This is going to be a series of articles describing the symbolism of colors in Polish folklore. Red seems to me to be an obvious choice for a start of the series – it’s among the most magickal colors, popular for example in regional clothing, protective charms and jewellery.
First, a bit of vocabulary and related etymology facts for the curious, you can skip these few points to go to the text below right away:
- red (noun): czerwień
- adjectives: (she) czerwona, (he) czerwony, (it) czerwone [full declension here at wiktionary]
- etymology: derived from czerw (larva, maggot, brood), precisely from Polish cochineal, a scale insect that used to be the main source for crimson dye in parts parts of Eurasia, and was one of main export products of the Kingdom of Poland in 15th and 16th centuries
- the word “czerw” itself came from from Proto-Slavic *čьrvь, that in turn came from Proto-Indo-European *kʷr̥mis meaning a worm [wictionary]
- the Polish cochineal gave also the name for the Polish name of June: czerwiec. It is the month when the Polish cochineals used to be harvested for the dye, before reaching maturity.

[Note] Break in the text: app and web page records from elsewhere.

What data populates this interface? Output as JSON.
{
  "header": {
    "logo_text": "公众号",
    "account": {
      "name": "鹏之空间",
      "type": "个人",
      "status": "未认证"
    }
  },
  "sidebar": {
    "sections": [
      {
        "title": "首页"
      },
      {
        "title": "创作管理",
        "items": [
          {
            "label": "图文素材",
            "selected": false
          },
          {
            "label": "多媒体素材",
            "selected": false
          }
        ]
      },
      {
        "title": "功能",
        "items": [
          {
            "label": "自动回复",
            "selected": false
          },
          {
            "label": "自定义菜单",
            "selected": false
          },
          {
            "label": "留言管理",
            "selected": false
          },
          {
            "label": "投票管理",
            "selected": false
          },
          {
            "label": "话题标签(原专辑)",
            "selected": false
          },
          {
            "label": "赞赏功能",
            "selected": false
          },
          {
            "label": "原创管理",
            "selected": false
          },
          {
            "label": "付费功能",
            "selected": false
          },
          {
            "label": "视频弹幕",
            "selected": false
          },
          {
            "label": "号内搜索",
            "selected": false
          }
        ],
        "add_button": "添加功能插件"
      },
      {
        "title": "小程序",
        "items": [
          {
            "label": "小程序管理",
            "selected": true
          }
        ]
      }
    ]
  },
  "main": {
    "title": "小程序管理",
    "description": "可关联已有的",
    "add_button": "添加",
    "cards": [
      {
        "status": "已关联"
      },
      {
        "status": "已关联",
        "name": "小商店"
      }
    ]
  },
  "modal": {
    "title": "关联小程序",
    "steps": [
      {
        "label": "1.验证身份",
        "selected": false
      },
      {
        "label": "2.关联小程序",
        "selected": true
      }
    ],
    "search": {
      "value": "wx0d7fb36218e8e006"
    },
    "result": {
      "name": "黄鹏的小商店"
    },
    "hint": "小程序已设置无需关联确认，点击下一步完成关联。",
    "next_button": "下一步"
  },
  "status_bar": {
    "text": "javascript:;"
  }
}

- in the old-Polish language the color red was also called krasny